Law school is a different experience for anyone involved. From what to expect to how you study, law students should be prepared for a much more unique time of research. Law school is rigorous as it is long. Preparing the next generation of young lawyers isn't something taken lightly. Knowing how to prepare for your first year as a law student is crucial in moving on into the area you want to practice.
Keeping It Simple & Focused
Your life is about to get a little more focused with your studies. There's a reason why law schools limit outside work to its new students. Distractions will certainly show their work on your GPA and your prospects for a solid future in law may become limited. Keeping your head level and your studies your priority will keep distractions at bay.
Be friendly, but don't expect college-like camaraderie. Many law schools force professors to grade on a strict curve. They may only be allowed to give five percent of students A's, while the majority of grades will have to fall in the B range. No one will be sneaking you answers under those conditions; you'll have to study like mad to be at the top of the class.
Planning ahead to your future career is, of course, as important as it gets in law school. There are numerous avenues to take as a student of law. From family law to security fraud, law students have a bright future and plenty of opportunities. A growing concern in the US is the threat of identity theft, and with this comes an opening for future lawyers. Stay in touch with identity theft companies, like Lifelock on LinkedIn, to see what areas you can fit in with.
Not Your Typical Summer Job
The National Law Journal suggests applying for summer associate positions at the end of 2L. At the end of 2L, you'll be eligible to apply for summer associate positions. These positions often grow into full time jobs after graduation. The kicker is that you must apply months before you exit 2L. This means that potential employers for these positions will only see your 1L grades. This makes those grades extra important. You'll be able to choose most of your courses in 2L. This makes it much easier than 1L, but that still isn't the same kind of easy as college. You'll still have a lot of heavy-duty reading to do.
The summer associate job usually morphs into your first full time job once you graduate. Therefore, it's a good idea to be somewhat picky about which associate job you accept if your situation allows for it. On the other hand, don't be so picky that you end up with no job at all. If you don't like the original, you'll have the rest of your life to job-hop.
Entering law school is exciting, but it is also very rigorous and work-intensive. You must put all of your energy into mastering 1L because it will set the course of the rest of your immediate law career. When you're applying for jobs at the beginning of 2L, potential employers will be looking at your first year record. This makes 1L the most important aspect of your education short of passing the bar exam itself. LexisNexis is a good source for career development, job blogs, and advice for recent law graduates.
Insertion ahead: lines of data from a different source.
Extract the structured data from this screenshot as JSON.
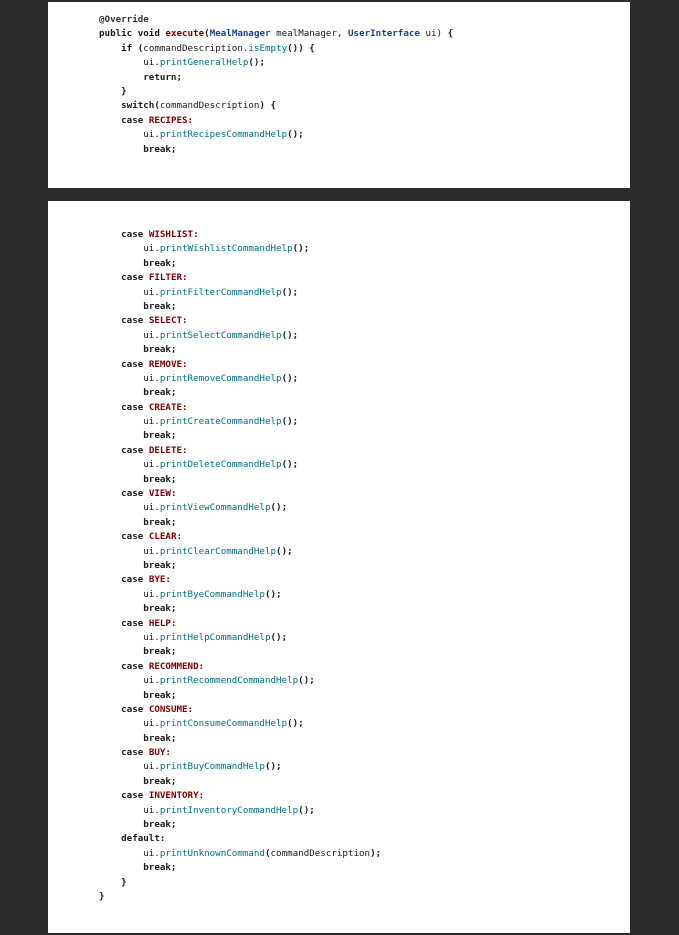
{
  "page1_lines": [
    [
      [
        "an",
        "@Override"
      ]
    ],
    [
      [
        "kw",
        "public "
      ],
      [
        "kw",
        "void "
      ],
      [
        "ex",
        "execute"
      ],
      [
        "kw",
        "("
      ],
      [
        "ty",
        "MealManager"
      ],
      [
        "tx",
        " mealManager, "
      ],
      [
        "ty",
        "UserInterface"
      ],
      [
        "tx",
        " ui) "
      ],
      [
        "kw",
        "{"
      ]
    ],
    [
      [
        "tx",
        "    "
      ],
      [
        "kw",
        "if "
      ],
      [
        "kw",
        "("
      ],
      [
        "tx",
        "commandDescription."
      ],
      [
        "fn",
        "isEmpty"
      ],
      [
        "kw",
        "()) {"
      ]
    ],
    [
      [
        "tx",
        "        ui."
      ],
      [
        "fn",
        "printGeneralHelp"
      ],
      [
        "kw",
        "();"
      ]
    ],
    [
      [
        "tx",
        "        "
      ],
      [
        "kw",
        "return;"
      ]
    ],
    [
      [
        "tx",
        "    "
      ],
      [
        "kw",
        "}"
      ]
    ],
    [
      [
        "tx",
        "    "
      ],
      [
        "kw",
        "switch("
      ],
      [
        "tx",
        "commandDescription"
      ],
      [
        "kw",
        ") {"
      ]
    ],
    [
      [
        "tx",
        "    "
      ],
      [
        "kw",
        "case "
      ],
      [
        "ex",
        "RECIPES:"
      ]
    ],
    [
      [
        "tx",
        "        ui."
      ],
      [
        "fn",
        "printRecipesCommandHelp"
      ],
      [
        "kw",
        "();"
      ]
    ],
    [
      [
        "tx",
        "        "
      ],
      [
        "kw",
        "break;"
      ]
    ]
  ],
  "page2_lines": [
    [
      [
        "tx",
        "    "
      ],
      [
        "kw",
        "case "
      ],
      [
        "ex",
        "WISHLIST:"
      ]
    ],
    [
      [
        "tx",
        "        ui."
      ],
      [
        "fn",
        "printWishlistCommandHelp"
      ],
      [
        "kw",
        "();"
      ]
    ],
    [
      [
        "tx",
        "        "
      ],
      [
        "kw",
        "break;"
      ]
    ],
    [
      [
        "tx",
        "    "
      ],
      [
        "kw",
        "case "
      ],
      [
        "ex",
        "FILTER:"
      ]
    ],
    [
      [
        "tx",
        "        ui."
      ],
      [
        "fn",
        "printFilterCommandHelp"
      ],
      [
        "kw",
        "();"
      ]
    ],
    [
      [
        "tx",
        "        "
      ],
      [
        "kw",
        "break;"
      ]
    ],
    [
      [
        "tx",
        "    "
      ],
      [
        "kw",
        "case "
      ],
      [
        "ex",
        "SELECT:"
      ]
    ],
    [
      [
        "tx",
        "        ui."
      ],
      [
        "fn",
        "printSelectCommandHelp"
      ],
      [
        "kw",
        "();"
      ]
    ],
    [
      [
        "tx",
        "        "
      ],
      [
        "kw",
        "break;"
      ]
    ],
    [
      [
        "tx",
        "    "
      ],
      [
        "kw",
        "case "
      ],
      [
        "ex",
        "REMOVE:"
      ]
    ],
    [
      [
        "tx",
        "        ui."
      ],
      [
        "fn",
        "printRemoveCommandHelp"
      ],
      [
        "kw",
        "();"
      ]
    ],
    [
      [
        "tx",
        "        "
      ],
      [
        "kw",
        "break;"
      ]
    ],
    [
      [
        "tx",
        "    "
      ],
      [
        "kw",
        "case "
      ],
      [
        "ex",
        "CREATE:"
      ]
    ],
    [
      [
        "tx",
        "        ui."
      ],
      [
        "fn",
        "printCreateCommandHelp"
      ],
      [
        "kw",
        "();"
      ]
    ],
    [
      [
        "tx",
        "        "
      ],
      [
        "kw",
        "break;"
      ]
    ],
    [
      [
        "tx",
        "    "
      ],
      [
        "kw",
        "case "
      ],
      [
        "ex",
        "DELETE:"
      ]
    ],
    [
      [
        "tx",
        "        ui."
      ],
      [
        "fn",
        "printDeleteCommandHelp"
      ],
      [
        "kw",
        "();"
      ]
    ],
    [
      [
        "tx",
        "        "
      ],
      [
        "kw",
        "break;"
      ]
    ],
    [
      [
        "tx",
        "    "
      ],
      [
        "kw",
        "case "
      ],
      [
        "ex",
        "VIEW:"
      ]
    ],
    [
      [
        "tx",
        "        ui."
      ],
      [
        "fn",
        "printViewCommandHelp"
      ],
      [
        "kw",
        "();"
      ]
    ],
    [
      [
        "tx",
        "        "
      ],
      [
        "kw",
        "break;"
      ]
    ],
    [
      [
        "tx",
        "    "
      ],
      [
        "kw",
        "case "
      ],
      [
        "ex",
        "CLEAR:"
      ]
    ],
    [
      [
        "tx",
        "        ui."
      ],
      [
        "fn",
        "printClearCommandHelp"
      ],
      [
        "kw",
        "();"
      ]
    ],
    [
      [
        "tx",
        "        "
      ],
      [
        "kw",
        "break;"
      ]
    ],
    [
      [
        "tx",
        "    "
      ],
      [
        "kw",
        "case "
      ],
      [
        "ex",
        "BYE:"
      ]
    ],
    [
      [
        "tx",
        "        ui."
      ],
      [
        "fn",
        "printByeCommandHelp"
      ],
      [
        "kw",
        "();"
      ]
    ],
    [
      [
        "tx",
        "        "
      ],
      [
        "kw",
        "break;"
      ]
    ],
    [
      [
        "tx",
        "    "
      ],
      [
        "kw",
        "case "
      ],
      [
        "ex",
        "HELP:"
      ]
    ],
    [
      [
        "tx",
        "        ui."
      ],
      [
        "fn",
        "printHelpCommandHelp"
      ],
      [
        "kw",
        "();"
      ]
    ],
    [
      [
        "tx",
        "        "
      ],
      [
        "kw",
        "break;"
      ]
    ],
    [
      [
        "tx",
        "    "
      ],
      [
        "kw",
        "case "
      ],
      [
        "ex",
        "RECOMMEND:"
      ]
    ],
    [
      [
        "tx",
        "        ui."
      ],
      [
        "fn",
        "printRecommendCommandHelp"
      ],
      [
        "kw",
        "();"
      ]
    ],
    [
      [
        "tx",
        "        "
      ],
      [
        "kw",
        "break;"
      ]
    ],
    [
      [
        "tx",
        "    "
      ],
      [
        "kw",
        "case "
      ],
      [
        "ex",
        "CONSUME:"
      ]
    ],
    [
      [
        "tx",
        "        ui."
      ],
      [
        "fn",
        "printConsumeCommandHelp"
      ],
      [
        "kw",
        "();"
      ]
    ],
    [
      [
        "tx",
        "        "
      ],
      [
        "kw",
        "break;"
      ]
    ],
    [
      [
        "tx",
        "    "
      ],
      [
        "kw",
        "case "
      ],
      [
        "ex",
        "BUY:"
      ]
    ],
    [
      [
        "tx",
        "        ui."
      ],
      [
        "fn",
        "printBuyCommandHelp"
      ],
      [
        "kw",
        "();"
      ]
    ],
    [
      [
        "tx",
        "        "
      ],
      [
        "kw",
        "break;"
      ]
    ],
    [
      [
        "tx",
        "    "
      ],
      [
        "kw",
        "case "
      ],
      [
        "ex",
        "INVENTORY:"
      ]
    ],
    [
      [
        "tx",
        "        ui."
      ],
      [
        "fn",
        "printInventoryCommandHelp"
      ],
      [
        "kw",
        "();"
      ]
    ],
    [
      [
        "tx",
        "        "
      ],
      [
        "kw",
        "break;"
      ]
    ],
    [
      [
        "tx",
        "    "
      ],
      [
        "kw",
        "default:"
      ]
    ],
    [
      [
        "tx",
        "        ui."
      ],
      [
        "fn",
        "printUnknownCommand"
      ],
      [
        "kw",
        "("
      ],
      [
        "tx",
        "commandDescription"
      ],
      [
        "kw",
        ");"
      ]
    ],
    [
      [
        "tx",
        "        "
      ],
      [
        "kw",
        "break;"
      ]
    ],
    [
      [
        "tx",
        "    "
      ],
      [
        "kw",
        "}"
      ]
    ],
    [
      [
        "kw",
        "}"
      ]
    ]
  ]
}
Once you get past 1L, the rest will be easier. If you find yourself thinking that law school is too hard, just keep in mind that the worst part only lasts for one academic year and that you'll be out completely after 3L. Once you have your diploma and license, you'll be set to either be promoted at your current job or look for a new one.